Sherlock and I dashed up the never ending stairs, and I borrowed a cell phone from a girl playing fetch with her dog at the top of the hill. I called Yellow Cab.

- Yes, hi, I need a cab please. I'm at Fort Funston. Yes, I'm right in the parking lot. How long will it take? Oh, ok, fifteen minutes. Great. yes, I'll be right here. Excuse me? No, it's not by the Golden Gate. It's all the way on the other end of the city, near Daly City. It's off of Great Highway, right across from the Olympic Country Club. Are you looking at a map? You found it? Ok, you sure you know where it is? No, I can't call you back. I don't have a phone. This isn't mine... Ok, I'll wait. And I also have a dog with me. Ok... Thanks.

Forty minutes later, I was still waiting by my car, as a couple made out in the parking space to my right. The fog was cotton candy thick by now, and the sun no longer visible. The guys on the edge of the cliff were starting to fold up their hang gliders. I borrowed a phone from a guy sitting in his Honda with his music blasting as he was chomping down on some food.

- Hi, I called for a cab over forty minutes ago, and it's still not here.

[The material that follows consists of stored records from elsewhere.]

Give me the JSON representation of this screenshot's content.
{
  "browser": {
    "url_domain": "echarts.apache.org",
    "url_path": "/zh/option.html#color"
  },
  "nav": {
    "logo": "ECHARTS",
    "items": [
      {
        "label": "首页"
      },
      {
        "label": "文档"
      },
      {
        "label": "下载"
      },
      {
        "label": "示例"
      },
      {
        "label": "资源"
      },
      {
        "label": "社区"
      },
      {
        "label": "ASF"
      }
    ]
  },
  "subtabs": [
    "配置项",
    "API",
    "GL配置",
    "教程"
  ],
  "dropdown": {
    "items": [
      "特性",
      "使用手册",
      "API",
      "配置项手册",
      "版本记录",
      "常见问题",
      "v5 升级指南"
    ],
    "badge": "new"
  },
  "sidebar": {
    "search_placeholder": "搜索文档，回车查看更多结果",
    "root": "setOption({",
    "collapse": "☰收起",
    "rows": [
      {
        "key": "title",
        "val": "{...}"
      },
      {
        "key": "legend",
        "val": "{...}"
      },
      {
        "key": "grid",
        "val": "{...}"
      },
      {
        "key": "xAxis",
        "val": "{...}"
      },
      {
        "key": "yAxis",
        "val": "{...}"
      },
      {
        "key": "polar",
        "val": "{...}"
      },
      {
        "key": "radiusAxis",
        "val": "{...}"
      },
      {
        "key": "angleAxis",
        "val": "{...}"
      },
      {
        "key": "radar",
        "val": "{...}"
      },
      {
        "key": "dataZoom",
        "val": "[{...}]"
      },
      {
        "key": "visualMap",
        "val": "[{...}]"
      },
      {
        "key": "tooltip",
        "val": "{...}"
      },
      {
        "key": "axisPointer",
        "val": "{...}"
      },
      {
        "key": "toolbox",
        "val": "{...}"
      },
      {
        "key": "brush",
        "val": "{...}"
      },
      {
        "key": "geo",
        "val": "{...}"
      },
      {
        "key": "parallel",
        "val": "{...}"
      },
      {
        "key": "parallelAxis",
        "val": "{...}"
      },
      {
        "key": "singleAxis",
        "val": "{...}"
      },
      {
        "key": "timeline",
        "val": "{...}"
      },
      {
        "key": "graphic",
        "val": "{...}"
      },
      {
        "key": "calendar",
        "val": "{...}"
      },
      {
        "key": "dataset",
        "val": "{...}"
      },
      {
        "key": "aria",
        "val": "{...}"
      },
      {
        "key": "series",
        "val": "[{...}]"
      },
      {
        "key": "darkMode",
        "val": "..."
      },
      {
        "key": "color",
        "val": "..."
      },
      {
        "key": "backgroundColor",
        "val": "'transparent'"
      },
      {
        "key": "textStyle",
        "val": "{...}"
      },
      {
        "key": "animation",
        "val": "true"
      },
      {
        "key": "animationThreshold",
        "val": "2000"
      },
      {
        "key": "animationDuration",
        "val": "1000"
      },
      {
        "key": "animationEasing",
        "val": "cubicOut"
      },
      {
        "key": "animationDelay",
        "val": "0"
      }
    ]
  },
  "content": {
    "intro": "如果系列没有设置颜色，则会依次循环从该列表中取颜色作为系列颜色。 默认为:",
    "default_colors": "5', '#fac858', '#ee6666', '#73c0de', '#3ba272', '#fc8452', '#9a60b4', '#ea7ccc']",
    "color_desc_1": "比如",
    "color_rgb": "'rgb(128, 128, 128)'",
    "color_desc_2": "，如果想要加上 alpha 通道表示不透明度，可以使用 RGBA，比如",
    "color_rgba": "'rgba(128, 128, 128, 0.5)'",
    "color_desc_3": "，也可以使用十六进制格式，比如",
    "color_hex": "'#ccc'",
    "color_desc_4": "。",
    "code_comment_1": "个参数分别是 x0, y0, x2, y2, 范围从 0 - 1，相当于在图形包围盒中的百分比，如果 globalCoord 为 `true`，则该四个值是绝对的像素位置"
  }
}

Yes, I'm at Fort Funston in the parking lot. It's off the Great Highway, across from the Olympic Country Club. No, I've been here the whole time. He couldn't have missed me. I've been watching the entrance. So he's coming again? Are you sure? How much longer do you think it'll take? Fifteen minutes? Ok... are you sure someone's coming? Ok, I'll wait.

I dragged Sherlock over to the fort entrance so that the cab wouldn't miss us. Sherlock, the perfect dog in almost every respect, was a pain on the leash and tried to drag me in every other direction. When I finally got to the entrance, I stood there and felt the minutes pass. And pass. The highway was filled with commuters going home from work, and I kept my eyes open for a taxi. I looked around to see if there was anywhere I could secure Sherlock while I jogged over to Sloat Blvd. where there would be better chance of finding a cab. But the image of Sherlock freeing himself and running into the traffic kept me glued to my spot with my fists firmly over the leash.

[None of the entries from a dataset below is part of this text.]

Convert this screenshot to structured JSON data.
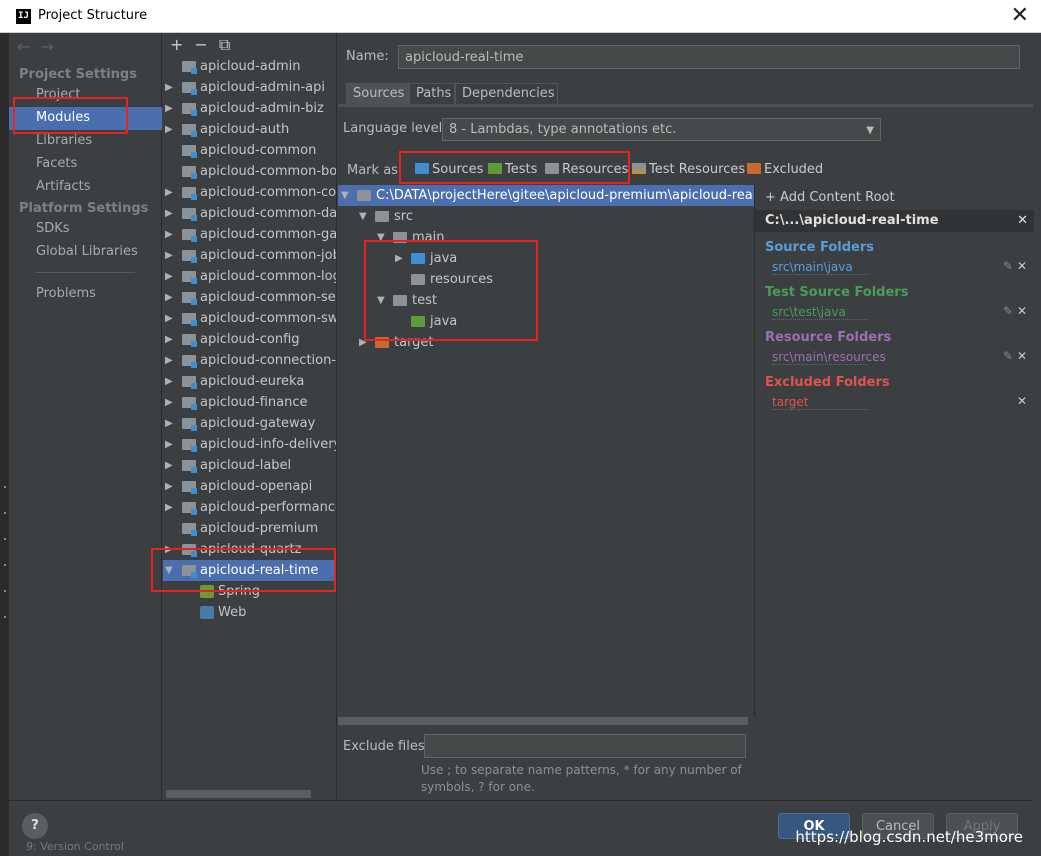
{
  "window": {
    "title": "Project Structure",
    "app_icon": "IJ",
    "close_icon": "✕"
  },
  "nav": {
    "back": "←",
    "forward": "→"
  },
  "settings": {
    "project_settings_header": "Project Settings",
    "project_items": [
      "Project",
      "Modules",
      "Libraries",
      "Facets",
      "Artifacts"
    ],
    "platform_settings_header": "Platform Settings",
    "platform_items": [
      "SDKs",
      "Global Libraries"
    ],
    "problems": "Problems",
    "selected": "Modules"
  },
  "modules_toolbar": {
    "add": "+",
    "remove": "−",
    "copy": "⧉"
  },
  "modules": [
    {
      "name": "apicloud-admin",
      "arrow": ""
    },
    {
      "name": "apicloud-admin-api",
      "arrow": "▶"
    },
    {
      "name": "apicloud-admin-biz",
      "arrow": "▶"
    },
    {
      "name": "apicloud-auth",
      "arrow": "▶"
    },
    {
      "name": "apicloud-common",
      "arrow": ""
    },
    {
      "name": "apicloud-common-bom",
      "arrow": ""
    },
    {
      "name": "apicloud-common-core",
      "arrow": "▶"
    },
    {
      "name": "apicloud-common-data",
      "arrow": "▶"
    },
    {
      "name": "apicloud-common-gate",
      "arrow": "▶"
    },
    {
      "name": "apicloud-common-job",
      "arrow": "▶"
    },
    {
      "name": "apicloud-common-log",
      "arrow": "▶"
    },
    {
      "name": "apicloud-common-secu",
      "arrow": "▶"
    },
    {
      "name": "apicloud-common-swag",
      "arrow": "▶"
    },
    {
      "name": "apicloud-config",
      "arrow": "▶"
    },
    {
      "name": "apicloud-connection-re",
      "arrow": "▶"
    },
    {
      "name": "apicloud-eureka",
      "arrow": "▶"
    },
    {
      "name": "apicloud-finance",
      "arrow": "▶"
    },
    {
      "name": "apicloud-gateway",
      "arrow": "▶"
    },
    {
      "name": "apicloud-info-delivery",
      "arrow": "▶"
    },
    {
      "name": "apicloud-label",
      "arrow": "▶"
    },
    {
      "name": "apicloud-openapi",
      "arrow": "▶"
    },
    {
      "name": "apicloud-performance",
      "arrow": "▶"
    },
    {
      "name": "apicloud-premium",
      "arrow": ""
    },
    {
      "name": "apicloud-quartz",
      "arrow": "▶"
    },
    {
      "name": "apicloud-real-time",
      "arrow": "▼"
    }
  ],
  "facets": [
    {
      "name": "Spring",
      "color": "#6a9a3a"
    },
    {
      "name": "Web",
      "color": "#4a7aa6"
    }
  ],
  "main": {
    "name_label": "Name:",
    "name_value": "apicloud-real-time",
    "tabs": [
      "Sources",
      "Paths",
      "Dependencies"
    ],
    "active_tab": "Sources",
    "language_level_label": "Language level:",
    "language_level_value": "8 - Lambdas, type annotations etc.",
    "mark_as_label": "Mark as:",
    "mark_as": [
      {
        "label": "Sources",
        "color": "#3d8fd1"
      },
      {
        "label": "Tests",
        "color": "#5c9a3a"
      },
      {
        "label": "Resources",
        "color": "#8d9297"
      },
      {
        "label": "Test Resources",
        "color": "#8d9297"
      },
      {
        "label": "Excluded",
        "color": "#c86a30"
      }
    ],
    "tree": [
      {
        "label": "C:\\DATA\\projectHere\\gitee\\apicloud-premium\\apicloud-real-time",
        "arrow": "▼",
        "color": "#8d9297",
        "level": 0
      },
      {
        "label": "src",
        "arrow": "▼",
        "color": "#8d9297",
        "level": 1
      },
      {
        "label": "main",
        "arrow": "▼",
        "color": "#8d9297",
        "level": 2
      },
      {
        "label": "java",
        "arrow": "▶",
        "color": "#3d8fd1",
        "level": 3
      },
      {
        "label": "resources",
        "arrow": "",
        "color": "#8d9297",
        "level": 3
      },
      {
        "label": "test",
        "arrow": "▼",
        "color": "#8d9297",
        "level": 2
      },
      {
        "label": "java",
        "arrow": "",
        "color": "#5c9a3a",
        "level": 3
      },
      {
        "label": "target",
        "arrow": "▶",
        "color": "#c86a30",
        "level": 1
      }
    ],
    "exclude_files_label": "Exclude files:",
    "exclude_files_value": "",
    "exclude_hint": "Use ; to separate name patterns, * for any number of symbols, ? for one."
  },
  "roots": {
    "add_content_root": "+ Add Content Root",
    "root_path": "C:\\...\\apicloud-real-time",
    "categories": [
      {
        "title": "Source Folders",
        "color": "#5b9ddb",
        "path": "src\\main\\java"
      },
      {
        "title": "Test Source Folders",
        "color": "#4b9d56",
        "path": "src\\test\\java"
      },
      {
        "title": "Resource Folders",
        "color": "#9b6fb1",
        "path": "src\\main\\resources"
      },
      {
        "title": "Excluded Folders",
        "color": "#e0524b",
        "path": "target"
      }
    ],
    "close_icon": "✕",
    "edit_icon": "✎"
  },
  "buttons": {
    "help": "?",
    "ok": "OK",
    "cancel": "Cancel",
    "apply": "Apply"
  },
  "watermark": "https://blog.csdn.net/he3more",
  "version_control_label": "9: Version Control"
}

I'm sure more than 40 minutes passed. I felt like an orphan. There was no cab in sight. I was trying to decide whether I should drag Sherlock along the busy road to try to find a cab or drag him back to the parking lot to borrow another cell phone to call my friend Sarah - the one friend whose phone number I knew by memory - when an orange minivan pulled over.

The girl behind the wheel rolled down the window and asked, "Are you ok?"

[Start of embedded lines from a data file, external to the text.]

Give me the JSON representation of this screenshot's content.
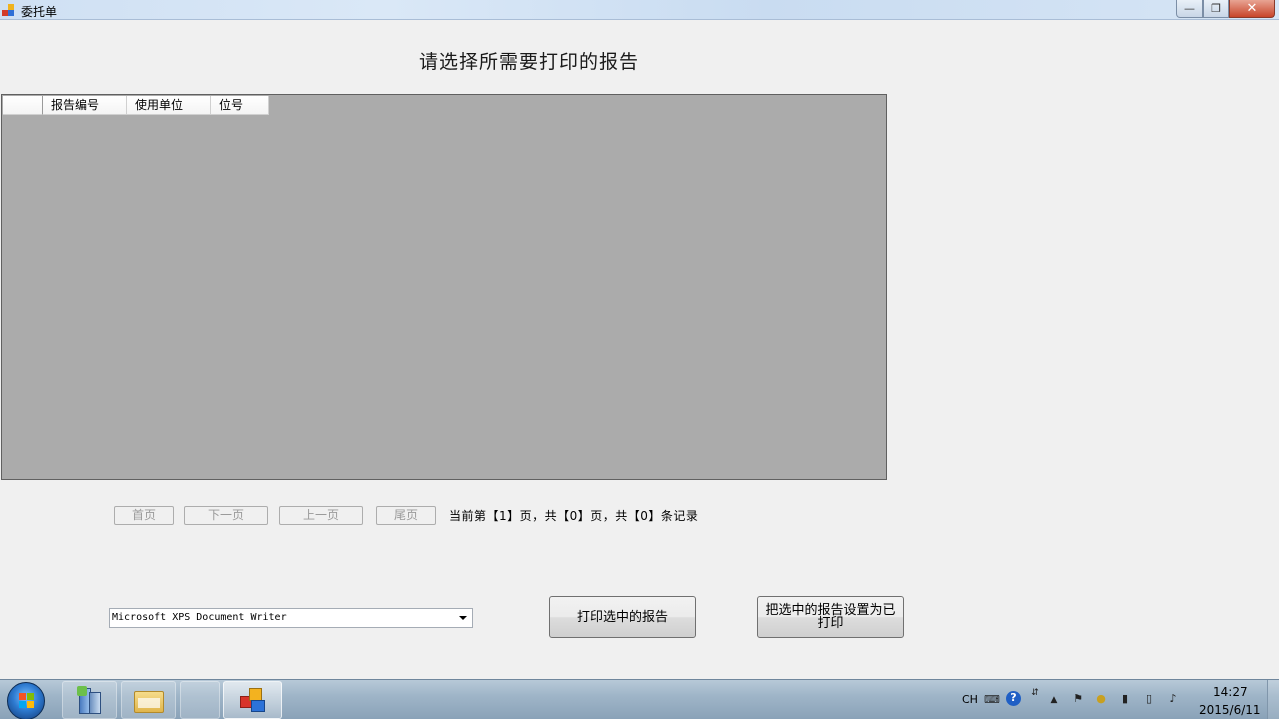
{
  "window": {
    "title": "委托单",
    "minimize_label": "—",
    "maximize_label": "❐",
    "close_label": "✕"
  },
  "heading": "请选择所需要打印的报告",
  "grid": {
    "columns": [
      "报告编号",
      "使用单位",
      "位号"
    ],
    "rows": []
  },
  "paging": {
    "first_label": "首页",
    "next_label": "下一页",
    "prev_label": "上一页",
    "last_label": "尾页",
    "info": "当前第【1】页，共【0】页，共【0】条记录"
  },
  "printer": {
    "selected": "Microsoft XPS Document Writer"
  },
  "actions": {
    "print_selected_label": "打印选中的报告",
    "mark_printed_label": "把选中的报告设置为已打印"
  },
  "taskbar": {
    "tray": {
      "language": "CH"
    },
    "clock": {
      "time": "14:27",
      "date": "2015/6/11"
    }
  },
  "colors": {
    "grid_background": "#ababab",
    "window_background": "#f0f0f0",
    "disabled_text": "#9a9a9a"
  }
}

I'm sure I didn't look ok shivering in my jogging shorts with knuckles whitened from clutching Sherlock's leash so tightly.

"I lost my car keys on the beach and I've been waiting for a cab, but it looks like he's not showing up..."

"Do you need a ride somewhere?" she asked.

I looked at her as if she had told me I won the lottery. "Well, I live in Noe Valley..."

"I live in Glen Park, and I'd be happy to drop you off."

"Oh, my god, you are a life-saver."

I bounced toward her car and pushed open the sliding door. "Come on, Sherlock, up, up. Good boy."

As soon as I sat in the passenger seat, she said, "Oh, funny, I just met a dog named Sherlock last week."

As we pulled out, a little black dog came up and sat on my lap. As I was thinking that he looked exactly like my friend Sarah's dog, I heard the driver say, "Charlie, get off that poor lady."

I looked at her and said, "Charlie? Did you just call him Charlie? Wait, is this Sarah's Charlie?"

At that moment, we did a double take.

"How do you know Charlie?" she asked.

"What are you doing with Sarah's dog?"

"Wait, is this Sherlock, Sherlock?"

It turned out that she was my friend Sarah's new roommate, whom I had heard about for the past few weeks. And Sarah had watched Sherlock the weekend before while Jeff and I were away. And Sarah was the one person I had thought about calling when I was stranded out there. And here was her roommate saving my ass from this predicament.

Ah, the funny turns in life. And the warmth of living in a world that turns out to be smaller than assumed.